| INFORMATION PROVIDED |
◇ ◇ ◇ ◇

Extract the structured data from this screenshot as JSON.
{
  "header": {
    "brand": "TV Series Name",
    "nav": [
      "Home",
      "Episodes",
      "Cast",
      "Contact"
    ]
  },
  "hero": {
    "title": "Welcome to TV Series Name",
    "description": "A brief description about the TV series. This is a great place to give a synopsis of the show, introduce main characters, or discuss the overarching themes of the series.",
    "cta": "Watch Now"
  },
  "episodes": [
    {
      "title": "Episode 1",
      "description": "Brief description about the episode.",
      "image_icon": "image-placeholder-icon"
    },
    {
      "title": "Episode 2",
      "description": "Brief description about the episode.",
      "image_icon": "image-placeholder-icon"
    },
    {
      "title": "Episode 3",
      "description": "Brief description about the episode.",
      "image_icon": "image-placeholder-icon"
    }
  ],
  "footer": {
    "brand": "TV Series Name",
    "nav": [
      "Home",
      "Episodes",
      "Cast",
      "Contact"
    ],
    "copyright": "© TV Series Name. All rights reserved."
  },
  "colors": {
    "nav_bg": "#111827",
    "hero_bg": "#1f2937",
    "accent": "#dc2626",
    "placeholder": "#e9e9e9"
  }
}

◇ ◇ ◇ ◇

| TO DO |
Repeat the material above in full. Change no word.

| OUTPUT OF THE TASK |
Extract the structured data from this screenshot as JSON.
{
  "header": {
    "brand": "TV Series Name",
    "nav": [
      "Home",
      "Episodes",
      "Cast",
      "Contact"
    ]
  },
  "hero": {
    "title": "Welcome to TV Series Name",
    "description": "A brief description about the TV series. This is a great place to give a synopsis of the show, introduce main characters, or discuss the overarching themes of the series.",
    "cta": "Watch Now"
  },
  "episodes": [
    {
      "title": "Episode 1",
      "description": "Brief description about the episode.",
      "image_icon": "image-placeholder-icon"
    },
    {
      "title": "Episode 2",
      "description": "Brief description about the episode.",
      "image_icon": "image-placeholder-icon"
    },
    {
      "title": "Episode 3",
      "description": "Brief description about the episode.",
      "image_icon": "image-placeholder-icon"
    }
  ],
  "footer": {
    "brand": "TV Series Name",
    "nav": [
      "Home",
      "Episodes",
      "Cast",
      "Contact"
    ],
    "copyright": "© TV Series Name. All rights reserved."
  },
  "colors": {
    "nav_bg": "#111827",
    "hero_bg": "#1f2937",
    "accent": "#dc2626",
    "placeholder": "#e9e9e9"
  }
}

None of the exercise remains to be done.